PROVIDED RECORDS Block Start
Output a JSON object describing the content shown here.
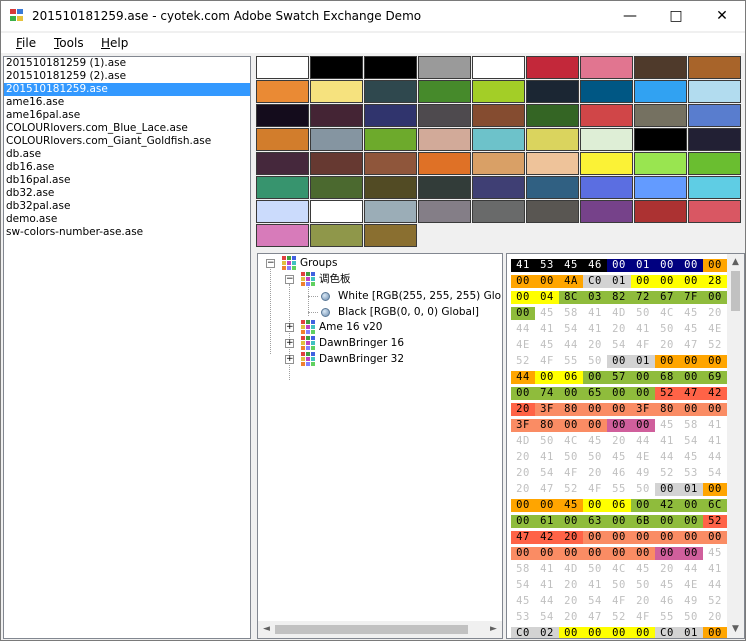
{
  "window": {
    "title": "201510181259.ase - cyotek.com Adobe Swatch Exchange Demo",
    "minimize_glyph": "—",
    "maximize_glyph": "□",
    "close_glyph": "✕"
  },
  "menu": {
    "file": {
      "first": "F",
      "rest": "ile"
    },
    "tools": {
      "first": "T",
      "rest": "ools"
    },
    "help": {
      "first": "H",
      "rest": "elp"
    }
  },
  "files": [
    "201510181259 (1).ase",
    "201510181259 (2).ase",
    "201510181259.ase",
    "ame16.ase",
    "ame16pal.ase",
    "COLOURlovers.com_Blue_Lace.ase",
    "COLOURlovers.com_Giant_Goldfish.ase",
    "db.ase",
    "db16.ase",
    "db16pal.ase",
    "db32.ase",
    "db32pal.ase",
    "demo.ase",
    "sw-colors-number-ase.ase"
  ],
  "selected_file_index": 2,
  "swatch_colors": [
    "#ffffff",
    "#000000",
    "#000000",
    "#9a9a9a",
    "#ffffff",
    "#c3283a",
    "#e17590",
    "#4f3a2b",
    "#a8642a",
    "#ea8a34",
    "#f6e27e",
    "#2f484e",
    "#468a2b",
    "#a3ce27",
    "#1b2633",
    "#005784",
    "#31a2f2",
    "#b2dcef",
    "#140c1c",
    "#442434",
    "#30346d",
    "#4e4a4e",
    "#854c30",
    "#346524",
    "#d04648",
    "#757161",
    "#597dce",
    "#d27d2c",
    "#8595a1",
    "#6daa2c",
    "#d2aa99",
    "#6dc2ca",
    "#dad45e",
    "#deeed6",
    "#000000",
    "#222034",
    "#45283c",
    "#663931",
    "#8f563b",
    "#df7126",
    "#d9a066",
    "#eec39a",
    "#fbf236",
    "#99e550",
    "#6abe30",
    "#37946e",
    "#4b692f",
    "#524b24",
    "#323c39",
    "#3f3f74",
    "#306082",
    "#5b6ee1",
    "#639bff",
    "#5fcde4",
    "#cbdbfc",
    "#ffffff",
    "#9badb7",
    "#847e87",
    "#696a6a",
    "#595652",
    "#76428a",
    "#ac3232",
    "#d95763",
    "#d77bba",
    "#8f974a",
    "#8a6f30"
  ],
  "tree": {
    "root": "Groups",
    "group1": "调色板",
    "white": "White [RGB(255, 255, 255) Global]",
    "black": "Black [RGB(0, 0, 0) Global]",
    "ame": "Ame 16 v20",
    "db16": "DawnBringer 16",
    "db32": "DawnBringer 32",
    "plus": "+",
    "minus": "−"
  },
  "hex_rows": [
    [
      [
        "41",
        "#000000",
        "#ffffff"
      ],
      [
        "53",
        "#000000",
        "#ffffff"
      ],
      [
        "45",
        "#000000",
        "#ffffff"
      ],
      [
        "46",
        "#000000",
        "#ffffff"
      ],
      [
        "00",
        "#000080",
        "#ffffff"
      ],
      [
        "01",
        "#000080",
        "#ffffff"
      ],
      [
        "00",
        "#000080",
        "#ffffff"
      ],
      [
        "00",
        "#000080",
        "#ffffff"
      ],
      [
        "00",
        "#ffa500",
        "#000000"
      ]
    ],
    [
      [
        "00",
        "#ffa500",
        "#000000"
      ],
      [
        "00",
        "#ffa500",
        "#000000"
      ],
      [
        "4A",
        "#ffa500",
        "#000000"
      ],
      [
        "C0",
        "#d3d3d3",
        "#000000"
      ],
      [
        "01",
        "#d3d3d3",
        "#000000"
      ],
      [
        "00",
        "#ffff00",
        "#000000"
      ],
      [
        "00",
        "#ffff00",
        "#000000"
      ],
      [
        "00",
        "#ffff00",
        "#000000"
      ],
      [
        "28",
        "#ffff00",
        "#000000"
      ]
    ],
    [
      [
        "00",
        "#ffff00",
        "#000000"
      ],
      [
        "04",
        "#ffff00",
        "#000000"
      ],
      [
        "8C",
        "#8fbc3c",
        "#000000"
      ],
      [
        "03",
        "#8fbc3c",
        "#000000"
      ],
      [
        "82",
        "#8fbc3c",
        "#000000"
      ],
      [
        "72",
        "#8fbc3c",
        "#000000"
      ],
      [
        "67",
        "#8fbc3c",
        "#000000"
      ],
      [
        "7F",
        "#8fbc3c",
        "#000000"
      ],
      [
        "00",
        "#8fbc3c",
        "#000000"
      ]
    ],
    [
      [
        "00",
        "#8fbc3c",
        "#000000"
      ],
      [
        "45",
        "#ffffff",
        "#c0c0c0"
      ],
      [
        "58",
        "#ffffff",
        "#c0c0c0"
      ],
      [
        "41",
        "#ffffff",
        "#c0c0c0"
      ],
      [
        "4D",
        "#ffffff",
        "#c0c0c0"
      ],
      [
        "50",
        "#ffffff",
        "#c0c0c0"
      ],
      [
        "4C",
        "#ffffff",
        "#c0c0c0"
      ],
      [
        "45",
        "#ffffff",
        "#c0c0c0"
      ],
      [
        "20",
        "#ffffff",
        "#c0c0c0"
      ]
    ],
    [
      [
        "44",
        "#ffffff",
        "#c0c0c0"
      ],
      [
        "41",
        "#ffffff",
        "#c0c0c0"
      ],
      [
        "54",
        "#ffffff",
        "#c0c0c0"
      ],
      [
        "41",
        "#ffffff",
        "#c0c0c0"
      ],
      [
        "20",
        "#ffffff",
        "#c0c0c0"
      ],
      [
        "41",
        "#ffffff",
        "#c0c0c0"
      ],
      [
        "50",
        "#ffffff",
        "#c0c0c0"
      ],
      [
        "45",
        "#ffffff",
        "#c0c0c0"
      ],
      [
        "4E",
        "#ffffff",
        "#c0c0c0"
      ]
    ],
    [
      [
        "4E",
        "#ffffff",
        "#c0c0c0"
      ],
      [
        "45",
        "#ffffff",
        "#c0c0c0"
      ],
      [
        "44",
        "#ffffff",
        "#c0c0c0"
      ],
      [
        "20",
        "#ffffff",
        "#c0c0c0"
      ],
      [
        "54",
        "#ffffff",
        "#c0c0c0"
      ],
      [
        "4F",
        "#ffffff",
        "#c0c0c0"
      ],
      [
        "20",
        "#ffffff",
        "#c0c0c0"
      ],
      [
        "47",
        "#ffffff",
        "#c0c0c0"
      ],
      [
        "52",
        "#ffffff",
        "#c0c0c0"
      ]
    ],
    [
      [
        "52",
        "#ffffff",
        "#c0c0c0"
      ],
      [
        "4F",
        "#ffffff",
        "#c0c0c0"
      ],
      [
        "55",
        "#ffffff",
        "#c0c0c0"
      ],
      [
        "50",
        "#ffffff",
        "#c0c0c0"
      ],
      [
        "00",
        "#d3d3d3",
        "#000000"
      ],
      [
        "01",
        "#d3d3d3",
        "#000000"
      ],
      [
        "00",
        "#ffa500",
        "#000000"
      ],
      [
        "00",
        "#ffa500",
        "#000000"
      ],
      [
        "00",
        "#ffa500",
        "#000000"
      ]
    ],
    [
      [
        "44",
        "#ffa500",
        "#000000"
      ],
      [
        "00",
        "#ffff00",
        "#000000"
      ],
      [
        "06",
        "#ffff00",
        "#000000"
      ],
      [
        "00",
        "#8fbc3c",
        "#000000"
      ],
      [
        "57",
        "#8fbc3c",
        "#000000"
      ],
      [
        "00",
        "#8fbc3c",
        "#000000"
      ],
      [
        "68",
        "#8fbc3c",
        "#000000"
      ],
      [
        "00",
        "#8fbc3c",
        "#000000"
      ],
      [
        "69",
        "#8fbc3c",
        "#000000"
      ]
    ],
    [
      [
        "00",
        "#8fbc3c",
        "#000000"
      ],
      [
        "74",
        "#8fbc3c",
        "#000000"
      ],
      [
        "00",
        "#8fbc3c",
        "#000000"
      ],
      [
        "65",
        "#8fbc3c",
        "#000000"
      ],
      [
        "00",
        "#8fbc3c",
        "#000000"
      ],
      [
        "00",
        "#8fbc3c",
        "#000000"
      ],
      [
        "52",
        "#ff6347",
        "#000000"
      ],
      [
        "47",
        "#ff6347",
        "#000000"
      ],
      [
        "42",
        "#ff6347",
        "#000000"
      ]
    ],
    [
      [
        "20",
        "#ff6347",
        "#000000"
      ],
      [
        "3F",
        "#fa8c64",
        "#000000"
      ],
      [
        "80",
        "#fa8c64",
        "#000000"
      ],
      [
        "00",
        "#fa8c64",
        "#000000"
      ],
      [
        "00",
        "#fa8c64",
        "#000000"
      ],
      [
        "3F",
        "#fa8c64",
        "#000000"
      ],
      [
        "80",
        "#fa8c64",
        "#000000"
      ],
      [
        "00",
        "#fa8c64",
        "#000000"
      ],
      [
        "00",
        "#fa8c64",
        "#000000"
      ]
    ],
    [
      [
        "3F",
        "#fa8c64",
        "#000000"
      ],
      [
        "80",
        "#fa8c64",
        "#000000"
      ],
      [
        "00",
        "#fa8c64",
        "#000000"
      ],
      [
        "00",
        "#fa8c64",
        "#000000"
      ],
      [
        "00",
        "#d05f9c",
        "#000000"
      ],
      [
        "00",
        "#d05f9c",
        "#000000"
      ],
      [
        "45",
        "#ffffff",
        "#c0c0c0"
      ],
      [
        "58",
        "#ffffff",
        "#c0c0c0"
      ],
      [
        "41",
        "#ffffff",
        "#c0c0c0"
      ]
    ],
    [
      [
        "4D",
        "#ffffff",
        "#c0c0c0"
      ],
      [
        "50",
        "#ffffff",
        "#c0c0c0"
      ],
      [
        "4C",
        "#ffffff",
        "#c0c0c0"
      ],
      [
        "45",
        "#ffffff",
        "#c0c0c0"
      ],
      [
        "20",
        "#ffffff",
        "#c0c0c0"
      ],
      [
        "44",
        "#ffffff",
        "#c0c0c0"
      ],
      [
        "41",
        "#ffffff",
        "#c0c0c0"
      ],
      [
        "54",
        "#ffffff",
        "#c0c0c0"
      ],
      [
        "41",
        "#ffffff",
        "#c0c0c0"
      ]
    ],
    [
      [
        "20",
        "#ffffff",
        "#c0c0c0"
      ],
      [
        "41",
        "#ffffff",
        "#c0c0c0"
      ],
      [
        "50",
        "#ffffff",
        "#c0c0c0"
      ],
      [
        "50",
        "#ffffff",
        "#c0c0c0"
      ],
      [
        "45",
        "#ffffff",
        "#c0c0c0"
      ],
      [
        "4E",
        "#ffffff",
        "#c0c0c0"
      ],
      [
        "44",
        "#ffffff",
        "#c0c0c0"
      ],
      [
        "45",
        "#ffffff",
        "#c0c0c0"
      ],
      [
        "44",
        "#ffffff",
        "#c0c0c0"
      ]
    ],
    [
      [
        "20",
        "#ffffff",
        "#c0c0c0"
      ],
      [
        "54",
        "#ffffff",
        "#c0c0c0"
      ],
      [
        "4F",
        "#ffffff",
        "#c0c0c0"
      ],
      [
        "20",
        "#ffffff",
        "#c0c0c0"
      ],
      [
        "46",
        "#ffffff",
        "#c0c0c0"
      ],
      [
        "49",
        "#ffffff",
        "#c0c0c0"
      ],
      [
        "52",
        "#ffffff",
        "#c0c0c0"
      ],
      [
        "53",
        "#ffffff",
        "#c0c0c0"
      ],
      [
        "54",
        "#ffffff",
        "#c0c0c0"
      ]
    ],
    [
      [
        "20",
        "#ffffff",
        "#c0c0c0"
      ],
      [
        "47",
        "#ffffff",
        "#c0c0c0"
      ],
      [
        "52",
        "#ffffff",
        "#c0c0c0"
      ],
      [
        "4F",
        "#ffffff",
        "#c0c0c0"
      ],
      [
        "55",
        "#ffffff",
        "#c0c0c0"
      ],
      [
        "50",
        "#ffffff",
        "#c0c0c0"
      ],
      [
        "00",
        "#d3d3d3",
        "#000000"
      ],
      [
        "01",
        "#d3d3d3",
        "#000000"
      ],
      [
        "00",
        "#ffa500",
        "#000000"
      ]
    ],
    [
      [
        "00",
        "#ffa500",
        "#000000"
      ],
      [
        "00",
        "#ffa500",
        "#000000"
      ],
      [
        "45",
        "#ffa500",
        "#000000"
      ],
      [
        "00",
        "#ffff00",
        "#000000"
      ],
      [
        "06",
        "#ffff00",
        "#000000"
      ],
      [
        "00",
        "#8fbc3c",
        "#000000"
      ],
      [
        "42",
        "#8fbc3c",
        "#000000"
      ],
      [
        "00",
        "#8fbc3c",
        "#000000"
      ],
      [
        "6C",
        "#8fbc3c",
        "#000000"
      ]
    ],
    [
      [
        "00",
        "#8fbc3c",
        "#000000"
      ],
      [
        "61",
        "#8fbc3c",
        "#000000"
      ],
      [
        "00",
        "#8fbc3c",
        "#000000"
      ],
      [
        "63",
        "#8fbc3c",
        "#000000"
      ],
      [
        "00",
        "#8fbc3c",
        "#000000"
      ],
      [
        "6B",
        "#8fbc3c",
        "#000000"
      ],
      [
        "00",
        "#8fbc3c",
        "#000000"
      ],
      [
        "00",
        "#8fbc3c",
        "#000000"
      ],
      [
        "52",
        "#ff6347",
        "#000000"
      ]
    ],
    [
      [
        "47",
        "#ff6347",
        "#000000"
      ],
      [
        "42",
        "#ff6347",
        "#000000"
      ],
      [
        "20",
        "#ff6347",
        "#000000"
      ],
      [
        "00",
        "#fa8c64",
        "#000000"
      ],
      [
        "00",
        "#fa8c64",
        "#000000"
      ],
      [
        "00",
        "#fa8c64",
        "#000000"
      ],
      [
        "00",
        "#fa8c64",
        "#000000"
      ],
      [
        "00",
        "#fa8c64",
        "#000000"
      ],
      [
        "00",
        "#fa8c64",
        "#000000"
      ]
    ],
    [
      [
        "00",
        "#fa8c64",
        "#000000"
      ],
      [
        "00",
        "#fa8c64",
        "#000000"
      ],
      [
        "00",
        "#fa8c64",
        "#000000"
      ],
      [
        "00",
        "#fa8c64",
        "#000000"
      ],
      [
        "00",
        "#fa8c64",
        "#000000"
      ],
      [
        "00",
        "#fa8c64",
        "#000000"
      ],
      [
        "00",
        "#d05f9c",
        "#000000"
      ],
      [
        "00",
        "#d05f9c",
        "#000000"
      ],
      [
        "45",
        "#ffffff",
        "#c0c0c0"
      ]
    ],
    [
      [
        "58",
        "#ffffff",
        "#c0c0c0"
      ],
      [
        "41",
        "#ffffff",
        "#c0c0c0"
      ],
      [
        "4D",
        "#ffffff",
        "#c0c0c0"
      ],
      [
        "50",
        "#ffffff",
        "#c0c0c0"
      ],
      [
        "4C",
        "#ffffff",
        "#c0c0c0"
      ],
      [
        "45",
        "#ffffff",
        "#c0c0c0"
      ],
      [
        "20",
        "#ffffff",
        "#c0c0c0"
      ],
      [
        "44",
        "#ffffff",
        "#c0c0c0"
      ],
      [
        "41",
        "#ffffff",
        "#c0c0c0"
      ]
    ],
    [
      [
        "54",
        "#ffffff",
        "#c0c0c0"
      ],
      [
        "41",
        "#ffffff",
        "#c0c0c0"
      ],
      [
        "20",
        "#ffffff",
        "#c0c0c0"
      ],
      [
        "41",
        "#ffffff",
        "#c0c0c0"
      ],
      [
        "50",
        "#ffffff",
        "#c0c0c0"
      ],
      [
        "50",
        "#ffffff",
        "#c0c0c0"
      ],
      [
        "45",
        "#ffffff",
        "#c0c0c0"
      ],
      [
        "4E",
        "#ffffff",
        "#c0c0c0"
      ],
      [
        "44",
        "#ffffff",
        "#c0c0c0"
      ]
    ],
    [
      [
        "45",
        "#ffffff",
        "#c0c0c0"
      ],
      [
        "44",
        "#ffffff",
        "#c0c0c0"
      ],
      [
        "20",
        "#ffffff",
        "#c0c0c0"
      ],
      [
        "54",
        "#ffffff",
        "#c0c0c0"
      ],
      [
        "4F",
        "#ffffff",
        "#c0c0c0"
      ],
      [
        "20",
        "#ffffff",
        "#c0c0c0"
      ],
      [
        "46",
        "#ffffff",
        "#c0c0c0"
      ],
      [
        "49",
        "#ffffff",
        "#c0c0c0"
      ],
      [
        "52",
        "#ffffff",
        "#c0c0c0"
      ]
    ],
    [
      [
        "53",
        "#ffffff",
        "#c0c0c0"
      ],
      [
        "54",
        "#ffffff",
        "#c0c0c0"
      ],
      [
        "20",
        "#ffffff",
        "#c0c0c0"
      ],
      [
        "47",
        "#ffffff",
        "#c0c0c0"
      ],
      [
        "52",
        "#ffffff",
        "#c0c0c0"
      ],
      [
        "4F",
        "#ffffff",
        "#c0c0c0"
      ],
      [
        "55",
        "#ffffff",
        "#c0c0c0"
      ],
      [
        "50",
        "#ffffff",
        "#c0c0c0"
      ],
      [
        "20",
        "#ffffff",
        "#c0c0c0"
      ]
    ],
    [
      [
        "C0",
        "#d3d3d3",
        "#000000"
      ],
      [
        "02",
        "#d3d3d3",
        "#000000"
      ],
      [
        "00",
        "#ffff00",
        "#000000"
      ],
      [
        "00",
        "#ffff00",
        "#000000"
      ],
      [
        "00",
        "#ffff00",
        "#000000"
      ],
      [
        "00",
        "#ffff00",
        "#000000"
      ],
      [
        "C0",
        "#d3d3d3",
        "#000000"
      ],
      [
        "01",
        "#d3d3d3",
        "#000000"
      ],
      [
        "00",
        "#ffa500",
        "#000000"
      ]
    ]
  ],
  "scroll": {
    "up": "▲",
    "down": "▼",
    "left": "◄",
    "right": "►"
  }
}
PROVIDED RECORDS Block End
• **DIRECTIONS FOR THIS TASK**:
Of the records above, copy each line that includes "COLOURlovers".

• **SOLUTION TO THIS EXERCISE**:
    "COLOURlovers.com_Blue_Lace.ase",
    "COLOURlovers.com_Giant_Goldfish.ase",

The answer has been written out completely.